Tis the Season for Pumpkins!!!

October 13, 2010

If you had to pick one month of the year that best symbolizes all that New England has to offer, there’s a good chance the month of October would be at the top of many people’s list. Of course where we live, each season is unique and that’s what makes our region so special. But October seems to give us a little of everything. Warm and cool temperatures, outdoor fairs and festivals, hay rides and corn mazes, apple picking, and who can forget the beautiful fall foliage that the month brings us?

It’s also the time of year for pumpkins. While they are not unique to Connecticut, they certainly symbolize the season with their bright orange color. The state is home to a number of farms that harvest pumpkins. Planted throughout the months of May and June, pumpkins are in abundant supply when they are ready for harvest in October. Whether you get your pumpkins at a local market or farm stand, or pick your own at a local pumpkin patch, one of the great American traditions is choosing the “perfect pumpkin.”

Pumpkins are used in a number of cuisines. From spices, to ciders, to a variety of different foods, no harvest or holiday season would be complete without the gourd’s most famous culinary creation… the pumpkin pie. Even with the popularity of that delicious dessert, pumpkins are perhaps best known for their symbolic relationship with Halloween and the creations that they become once decorated or carved into jack-o’-lanterns. But did you ever wonder how they became synonymous with the holiday?

Pumpkin carving and Halloween stem from the Celtic tradition of All Hallows Eve. Because pumpkins are native to America, the Irish instead used turnips, potatoes and other small vegetables that – once carved and lit – would help fight evil spirits.

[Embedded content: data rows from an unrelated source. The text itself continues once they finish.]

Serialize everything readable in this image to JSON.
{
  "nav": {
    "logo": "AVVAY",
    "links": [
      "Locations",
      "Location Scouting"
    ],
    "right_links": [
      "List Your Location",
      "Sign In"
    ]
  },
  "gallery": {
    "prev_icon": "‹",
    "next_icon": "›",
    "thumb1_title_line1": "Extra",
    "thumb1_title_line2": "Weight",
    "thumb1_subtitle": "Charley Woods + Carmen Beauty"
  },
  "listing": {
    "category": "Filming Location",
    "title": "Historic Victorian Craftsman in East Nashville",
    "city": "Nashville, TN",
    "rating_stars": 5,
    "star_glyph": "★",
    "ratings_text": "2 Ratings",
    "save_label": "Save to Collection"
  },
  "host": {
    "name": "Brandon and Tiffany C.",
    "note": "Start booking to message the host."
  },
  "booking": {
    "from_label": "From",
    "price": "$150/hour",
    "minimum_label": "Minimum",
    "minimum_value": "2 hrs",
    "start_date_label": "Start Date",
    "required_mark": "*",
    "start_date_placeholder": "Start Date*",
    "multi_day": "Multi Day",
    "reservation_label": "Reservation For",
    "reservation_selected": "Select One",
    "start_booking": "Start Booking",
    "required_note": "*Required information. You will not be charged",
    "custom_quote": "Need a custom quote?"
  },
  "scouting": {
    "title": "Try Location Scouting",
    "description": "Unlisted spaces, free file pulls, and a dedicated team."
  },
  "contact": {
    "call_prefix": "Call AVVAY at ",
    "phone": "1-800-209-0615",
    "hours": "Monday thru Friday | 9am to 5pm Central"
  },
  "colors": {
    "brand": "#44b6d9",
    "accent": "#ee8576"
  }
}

How did this all come about?

There are many different versions of the legend, but it centers mainly on an old Irish farmer named Jack who was too stingy and vengeful to get into heaven. Some of the folklore has Jack making a deal with the devil after tricking him up into a tree. In exchange for allowing him to get down from the tree, the devil agrees not to take Jack’s soul when he dies. Not being allowed into heaven or hell, Jack had nowhere to go following his death, nor did he have any light.

The legend goes onto say that the devil gave him an ember from the flames of hell to help provide light for his journey. Jack placed the ember into a carved out turnip that he always carried with him. The “jack-o’lantern” lit his way as he wandered the earth seeking a resting place.

As Irish immigrants began to settle in America in the early 1800’s, they brought with them their All Hallows Eve traditions including the carving of the turnips to ward off the evil spirits, but soon they realized pumpkins were much bigger and easier to carve and light up than turnips. Thus, the jack-o’-lantern as we know it today was created.

In more ways than one pumpkins really are a sign of the season. Whether they are carved, decorated, eaten or just have a spot on the front stoop, when you really think about pumpkins, they make this season special.